  23. @Matrix So you’re saying that because a bunch of bands have odd names you didn’t like the article?

  24. I hope Dr. Hawkman becomes a character. Even if he’s just showing up alongside Middle Mgmt Red Skull & Post-Coital Thor.

  25. I’ve always thought “Mr. Fantastic” was meant to be said sarcastically.  Like Ben or Johnny saying, “OK, how do we get out of this one ‘Mr. Fantastic’?”

  26. @MisterShaw: Yes!  “You’re nose turned out so well!  Does Dr. Hawkman do all your rhinoplasty?”  btw shouldn’t you be DoctorShaw on this page?

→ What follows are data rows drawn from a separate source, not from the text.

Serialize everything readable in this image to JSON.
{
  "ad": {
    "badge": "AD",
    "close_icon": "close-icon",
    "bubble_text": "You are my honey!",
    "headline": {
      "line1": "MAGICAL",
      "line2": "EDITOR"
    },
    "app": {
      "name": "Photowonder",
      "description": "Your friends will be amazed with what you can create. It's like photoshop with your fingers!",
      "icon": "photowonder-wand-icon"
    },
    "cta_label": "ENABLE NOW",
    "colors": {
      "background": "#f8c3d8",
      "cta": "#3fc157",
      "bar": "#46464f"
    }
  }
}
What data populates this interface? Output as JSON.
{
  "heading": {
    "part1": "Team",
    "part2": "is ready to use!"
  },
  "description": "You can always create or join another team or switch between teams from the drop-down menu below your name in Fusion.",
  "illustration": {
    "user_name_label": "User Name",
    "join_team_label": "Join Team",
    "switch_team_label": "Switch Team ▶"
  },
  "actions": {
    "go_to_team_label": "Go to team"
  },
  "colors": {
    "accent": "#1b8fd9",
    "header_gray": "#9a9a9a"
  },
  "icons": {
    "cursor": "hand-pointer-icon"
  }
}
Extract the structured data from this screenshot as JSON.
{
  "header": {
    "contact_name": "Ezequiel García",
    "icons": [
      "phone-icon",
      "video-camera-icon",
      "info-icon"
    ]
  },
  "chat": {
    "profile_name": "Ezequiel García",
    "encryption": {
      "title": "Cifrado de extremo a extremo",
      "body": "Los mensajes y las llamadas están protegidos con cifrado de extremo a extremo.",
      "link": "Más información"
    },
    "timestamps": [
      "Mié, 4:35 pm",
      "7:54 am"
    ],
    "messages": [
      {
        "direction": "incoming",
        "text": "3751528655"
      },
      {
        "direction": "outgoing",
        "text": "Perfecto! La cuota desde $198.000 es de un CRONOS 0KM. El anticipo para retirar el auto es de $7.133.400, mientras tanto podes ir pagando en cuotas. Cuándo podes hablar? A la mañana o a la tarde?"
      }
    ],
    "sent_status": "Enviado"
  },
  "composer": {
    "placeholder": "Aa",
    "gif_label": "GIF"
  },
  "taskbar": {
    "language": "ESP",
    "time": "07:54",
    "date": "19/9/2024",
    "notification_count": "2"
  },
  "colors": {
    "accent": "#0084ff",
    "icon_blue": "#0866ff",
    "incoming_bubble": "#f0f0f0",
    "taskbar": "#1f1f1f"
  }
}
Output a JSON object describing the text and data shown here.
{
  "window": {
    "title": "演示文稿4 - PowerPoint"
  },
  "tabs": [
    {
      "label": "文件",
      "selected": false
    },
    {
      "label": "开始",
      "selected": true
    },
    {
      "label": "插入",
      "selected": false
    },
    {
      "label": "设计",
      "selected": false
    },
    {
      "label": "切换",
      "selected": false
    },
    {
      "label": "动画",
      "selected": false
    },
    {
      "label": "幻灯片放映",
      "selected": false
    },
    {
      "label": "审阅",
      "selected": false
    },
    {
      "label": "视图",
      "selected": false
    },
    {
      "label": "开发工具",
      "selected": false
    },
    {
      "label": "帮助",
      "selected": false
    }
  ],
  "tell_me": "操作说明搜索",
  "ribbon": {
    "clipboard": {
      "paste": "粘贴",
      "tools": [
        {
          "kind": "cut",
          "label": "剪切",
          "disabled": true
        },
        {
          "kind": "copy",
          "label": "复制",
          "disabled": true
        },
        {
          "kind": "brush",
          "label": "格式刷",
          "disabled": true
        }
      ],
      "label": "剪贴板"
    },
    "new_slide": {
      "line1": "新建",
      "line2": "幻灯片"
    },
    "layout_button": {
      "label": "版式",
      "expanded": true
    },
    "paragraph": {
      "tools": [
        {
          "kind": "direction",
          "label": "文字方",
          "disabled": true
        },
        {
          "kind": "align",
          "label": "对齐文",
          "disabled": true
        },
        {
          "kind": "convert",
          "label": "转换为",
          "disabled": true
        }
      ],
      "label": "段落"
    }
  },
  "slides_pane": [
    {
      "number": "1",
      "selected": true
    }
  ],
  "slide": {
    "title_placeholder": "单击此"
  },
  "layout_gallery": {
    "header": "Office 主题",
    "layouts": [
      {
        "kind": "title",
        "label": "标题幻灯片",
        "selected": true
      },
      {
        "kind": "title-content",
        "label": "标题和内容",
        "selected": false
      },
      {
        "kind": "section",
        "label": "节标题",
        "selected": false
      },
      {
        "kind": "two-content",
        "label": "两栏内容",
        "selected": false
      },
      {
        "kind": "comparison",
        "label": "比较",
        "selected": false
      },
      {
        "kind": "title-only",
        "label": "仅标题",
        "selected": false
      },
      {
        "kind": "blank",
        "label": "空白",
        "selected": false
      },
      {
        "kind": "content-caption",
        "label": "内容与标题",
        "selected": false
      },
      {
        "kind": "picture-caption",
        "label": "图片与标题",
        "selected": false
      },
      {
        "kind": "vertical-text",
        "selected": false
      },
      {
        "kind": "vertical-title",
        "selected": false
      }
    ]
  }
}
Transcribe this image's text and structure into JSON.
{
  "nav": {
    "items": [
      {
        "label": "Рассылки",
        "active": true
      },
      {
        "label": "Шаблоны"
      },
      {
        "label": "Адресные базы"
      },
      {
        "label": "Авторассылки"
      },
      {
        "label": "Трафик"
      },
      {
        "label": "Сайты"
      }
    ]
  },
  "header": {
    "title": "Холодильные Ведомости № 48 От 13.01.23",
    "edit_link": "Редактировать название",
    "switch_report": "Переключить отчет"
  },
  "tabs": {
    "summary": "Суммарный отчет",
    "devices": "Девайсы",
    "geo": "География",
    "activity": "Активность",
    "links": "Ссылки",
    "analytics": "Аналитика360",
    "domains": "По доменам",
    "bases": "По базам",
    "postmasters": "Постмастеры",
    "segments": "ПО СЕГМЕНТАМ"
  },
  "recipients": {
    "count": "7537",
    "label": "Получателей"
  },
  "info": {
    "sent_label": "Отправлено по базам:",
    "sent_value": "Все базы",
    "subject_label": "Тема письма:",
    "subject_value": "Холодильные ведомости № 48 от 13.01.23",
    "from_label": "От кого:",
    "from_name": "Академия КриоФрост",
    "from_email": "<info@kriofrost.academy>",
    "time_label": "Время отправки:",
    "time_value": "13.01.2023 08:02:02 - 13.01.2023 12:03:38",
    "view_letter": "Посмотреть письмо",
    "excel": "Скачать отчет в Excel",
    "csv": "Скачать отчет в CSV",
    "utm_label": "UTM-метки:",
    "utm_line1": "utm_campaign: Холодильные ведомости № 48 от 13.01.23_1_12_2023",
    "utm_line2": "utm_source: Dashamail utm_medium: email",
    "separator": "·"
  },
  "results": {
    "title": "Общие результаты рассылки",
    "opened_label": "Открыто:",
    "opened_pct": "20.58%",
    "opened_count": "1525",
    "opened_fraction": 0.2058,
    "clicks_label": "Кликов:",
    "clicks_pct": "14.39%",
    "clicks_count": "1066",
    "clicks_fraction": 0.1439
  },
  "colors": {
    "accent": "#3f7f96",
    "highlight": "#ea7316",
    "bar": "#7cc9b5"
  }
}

  27. I’ve always liked the names Captain Atom and Major Force, both of which are DC characters. Captain Atom was a member of the US Air Force before gaining his powers, and I think he may have actually earned the rank of Captain before his tranformation. I need to reread his ’80s series to see if he actually made it that far.

    It’s a similar tale for Major Force. He was also in the Air Force, but I have no idea if he actually gained the rank of Major. Looks like I’ve got some back issue reading in my future!

  28. @Haupt  I would imagine that Black Bolt went through some kind of Inhuman royal prep school that would be equivalent to at least undergrad college, and possibly more.  Plus, Dr. Boltagon sounds awesome, and I’d love to hear Medusa say, “Dr. Boltagon is his father, he’d like you to call him Black Bolt.” 😉

  29. I would love to see that article about the magic/science relationship.
    I feel like marvel was going to pursue that – but it seems to have stalled lately.

  30. According to this page Danvers made it to Major in the Air Force.